A settlement agreement delegates all the final details for the children such as custody arrangements (what days they are with mom/dad), financial responsibilities (who pays medical bills, health insurance, schools lunches/supplies, etc.), sets limitations for locations (child can’t be taken overseas, out of state, or to live outside of county, etc.), and a whole lot of other parenting details. In a Paternity action or Dissolution of Marriage with minor children, the parties frequently view their settlement agreement as the END of disputes and believe they are now finished dealing with their ex forever. Disappointment rushes in when parents later discover it’s not uncommon for problems to come up years later that require going back to court to seek a modification for the original parenting agreement.
The Florida Statutes and case law have established a set of criteria including a two factor test to help determine if it’s necessary to go back to court and/or retain an attorney for a modification: (1) a substantial, material, and unanticipated change of circumstances, and (2) that the modification is in the best interests of the minor children involved. Previously, strong evidence had to be shown to justify a modification, but it’s going to get even harder to obtain a modification. The Florida Bar Family Law Section held its annual conference in January of this year, and one of the topics discussed was the increasing congestion of the Judge’s dockets (schedule) partly due to an overwhelming number of pending modification actions. In an attempt to fix this docket congestion, I have seen a general policy shift where modifications granted upon the most extraordinary showings of a substantial, material, and unanticipated change of circumstances affecting the best interests of the minor children involved. In short, it is becoming more difficult to modify a settlement agreement.

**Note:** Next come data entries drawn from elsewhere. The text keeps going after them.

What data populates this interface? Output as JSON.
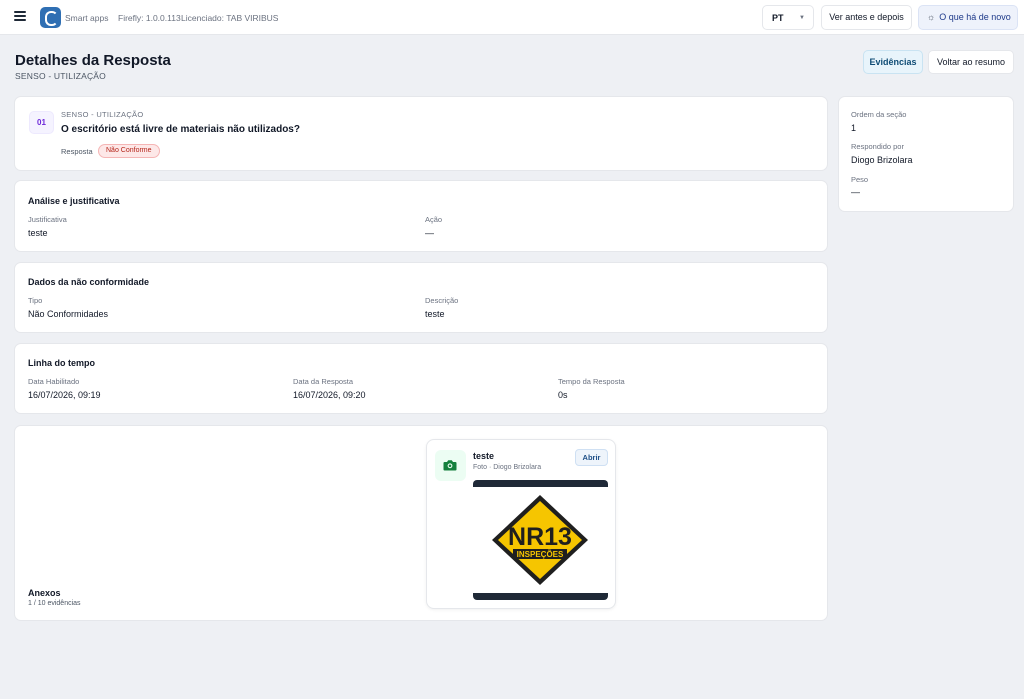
{
  "topbar": {
    "brand": "Smart apps",
    "version": "Firefly: 1.0.0.113",
    "license": "Licenciado: TAB VIRIBUS",
    "language": "PT",
    "before_after_label": "Ver antes e depois",
    "whats_new_label": "O que há de novo"
  },
  "header": {
    "title": "Detalhes da Resposta",
    "subtitle": "SENSO - UTILIZAÇÃO",
    "evidence_button": "Evidências",
    "back_button": "Voltar ao resumo"
  },
  "question": {
    "number": "01",
    "section": "SENSO - UTILIZAÇÃO",
    "text": "O escritório está livre de materiais não utilizados?",
    "response_label": "Resposta",
    "response_value": "Não Conforme",
    "status_color": "#b42318"
  },
  "side_info": {
    "section_order_label": "Ordem da seção",
    "section_order_value": "1",
    "answered_by_label": "Respondido por",
    "answered_by_value": "Diogo Brizolara",
    "weight_label": "Peso",
    "weight_value": "—"
  },
  "analysis": {
    "title": "Análise e justificativa",
    "justification_label": "Justificativa",
    "justification_value": "teste",
    "action_label": "Ação",
    "action_value": "—"
  },
  "nonconformity": {
    "title": "Dados da não conformidade",
    "type_label": "Tipo",
    "type_value": "Não Conformidades",
    "description_label": "Descrição",
    "description_value": "teste"
  },
  "timeline": {
    "title": "Linha do tempo",
    "enabled_label": "Data Habilitado",
    "enabled_value": "16/07/2026, 09:19",
    "response_date_label": "Data da Resposta",
    "response_date_value": "16/07/2026, 09:20",
    "response_time_label": "Tempo da Resposta",
    "response_time_value": "0s"
  },
  "attachments": {
    "title": "Anexos",
    "count": "1 / 10 evidências",
    "evidence": {
      "title": "teste",
      "meta": "Foto · Diogo Brizolara",
      "open_button": "Abrir",
      "image_text_main": "NR13",
      "image_text_sub": "INSPEÇÕES"
    }
  },
  "colors": {
    "accent": "#1e4f87",
    "badge_bg": "#fde8e8",
    "sign_yellow": "#f6c500"
  }
}
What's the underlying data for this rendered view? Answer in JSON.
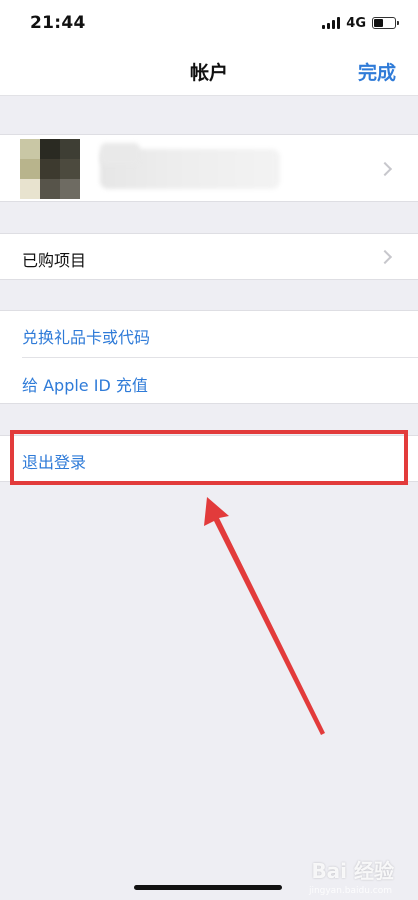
{
  "status": {
    "time": "21:44",
    "network": "4G",
    "battery_level": 0.45
  },
  "nav": {
    "title": "帐户",
    "done_label": "完成"
  },
  "colors": {
    "accent": "#2f7bd8",
    "highlight": "#e23b3b",
    "background": "#eeeef3"
  },
  "profile": {
    "avatar_pixels": [
      "#c9c7a5",
      "#2a2a22",
      "#3e3e34",
      "#b8b48c",
      "#3d3a2f",
      "#4c4a3e",
      "#e8e3cf",
      "#57544a",
      "#6e6b62"
    ]
  },
  "rows": {
    "purchased_label": "已购项目",
    "redeem_label": "兑换礼品卡或代码",
    "add_funds_label": "给 Apple ID 充值",
    "sign_out_label": "退出登录"
  },
  "watermark": {
    "text": "Bai 经验",
    "subtext": "jingyan.baidu.com"
  }
}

What does this mean for you? If you separate from someone that you share a child or children with, it is now more important than ever to fight for an agreement that is as favorable and as forward-thinking as possible. In the past, it was often suggested to compromise on certain things that you could live with for now understanding that if it caused problems in the future, you could go back and make changes at a later time. A practical example would be: Katie and Bill (my fake couple for the purpose of this article) have a nine month old and they decide that it’s in the best interest of the child for both mom and dad to remain close by (live in the same county), so that baby learns and bonds equally with both parents at an early age. That means neither mom nor dad can relocate the child out of the area and they make it a part of the agreement. Ten years pass, baby is now older and Katie gets a dream job offer in Georgia. Since it was a part of the original agreement, Katie would have to choose between child and job, but making changes to agreement is no longer an option. From now on, it is absolutely essential that a settlement agreement to a Paternity action or Dissolution of Marriage with minor children, only agrees to terms that they can permanently live with. Think it through and seek the advice of an attorney before you sign a settlement agreement. For more information, call (352) 243-9991 and schedule a consultation today!